"Travel is a vanishing act, a solitary trip down a pinched line of geography to oblivion. But a travel book is the opposite, the loner bouncing back bigger than life to tell the story of his experiment with space. It is the simplest sort of narrative ,an explanation which is its own excuse for the gathering up and the going. It is motion given order by its repetition in words. That sort of disappearance is elemental, but few come back silent. And yet the convention is to telescope travel writing, to start - as so many novels do - in the middle of things, to beach the reader in a bizarre place without having first guided him here."

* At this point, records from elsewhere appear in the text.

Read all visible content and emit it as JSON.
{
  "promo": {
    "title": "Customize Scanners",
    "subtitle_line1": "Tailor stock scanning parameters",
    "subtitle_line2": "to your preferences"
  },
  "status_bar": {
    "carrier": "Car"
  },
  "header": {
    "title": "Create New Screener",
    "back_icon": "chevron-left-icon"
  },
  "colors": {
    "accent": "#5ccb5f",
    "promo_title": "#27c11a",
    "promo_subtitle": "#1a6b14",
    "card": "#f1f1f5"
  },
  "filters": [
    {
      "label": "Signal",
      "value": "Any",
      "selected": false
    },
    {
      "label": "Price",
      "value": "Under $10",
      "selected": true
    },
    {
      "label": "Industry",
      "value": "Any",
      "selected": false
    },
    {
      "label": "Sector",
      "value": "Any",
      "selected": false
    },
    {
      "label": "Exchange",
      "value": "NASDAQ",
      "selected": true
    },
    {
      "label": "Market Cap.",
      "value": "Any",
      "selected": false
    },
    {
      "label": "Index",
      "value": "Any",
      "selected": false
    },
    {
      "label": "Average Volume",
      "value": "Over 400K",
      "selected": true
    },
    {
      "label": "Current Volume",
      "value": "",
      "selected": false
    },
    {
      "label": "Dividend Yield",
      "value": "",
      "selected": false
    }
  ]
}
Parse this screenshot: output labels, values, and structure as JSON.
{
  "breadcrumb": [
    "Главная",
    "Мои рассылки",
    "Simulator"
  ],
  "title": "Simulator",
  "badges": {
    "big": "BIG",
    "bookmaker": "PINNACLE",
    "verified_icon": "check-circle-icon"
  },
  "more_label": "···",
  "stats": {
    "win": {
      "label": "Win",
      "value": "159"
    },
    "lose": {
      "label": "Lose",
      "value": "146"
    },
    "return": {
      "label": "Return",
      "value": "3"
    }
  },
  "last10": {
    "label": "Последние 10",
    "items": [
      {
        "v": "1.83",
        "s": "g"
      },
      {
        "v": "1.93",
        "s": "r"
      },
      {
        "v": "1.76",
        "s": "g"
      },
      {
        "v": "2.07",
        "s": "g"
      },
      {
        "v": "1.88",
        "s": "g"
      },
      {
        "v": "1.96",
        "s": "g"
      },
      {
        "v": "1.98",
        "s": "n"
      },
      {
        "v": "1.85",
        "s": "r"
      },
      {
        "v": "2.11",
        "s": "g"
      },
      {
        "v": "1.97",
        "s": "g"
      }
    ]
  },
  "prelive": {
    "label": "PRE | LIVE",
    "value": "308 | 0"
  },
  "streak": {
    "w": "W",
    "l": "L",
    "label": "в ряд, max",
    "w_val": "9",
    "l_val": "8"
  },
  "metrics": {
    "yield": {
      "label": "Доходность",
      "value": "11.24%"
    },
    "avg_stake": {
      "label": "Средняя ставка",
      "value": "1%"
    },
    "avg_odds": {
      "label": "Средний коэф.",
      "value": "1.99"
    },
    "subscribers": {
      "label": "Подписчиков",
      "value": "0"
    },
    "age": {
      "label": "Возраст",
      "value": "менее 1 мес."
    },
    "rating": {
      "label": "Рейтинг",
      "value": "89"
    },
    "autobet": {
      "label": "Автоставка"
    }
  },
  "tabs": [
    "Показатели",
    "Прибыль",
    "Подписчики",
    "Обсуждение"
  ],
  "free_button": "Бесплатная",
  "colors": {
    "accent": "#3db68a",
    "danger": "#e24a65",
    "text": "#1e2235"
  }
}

"I had read about Latin American soccer - the chaos, the riots, the passionately partisan crowds, the way political frustrations were ventilated at the stadiums. I knew for a fact that if one wished to understand the British it helped to see a soccer game; then, the British did not seem so tight-lipped and proper. Indeed, a British soccer game was an occasion for a form of gang warfare for the younger spectators. The muscular ritual of sport was always a clear demonstration of the wilder impulses in national character."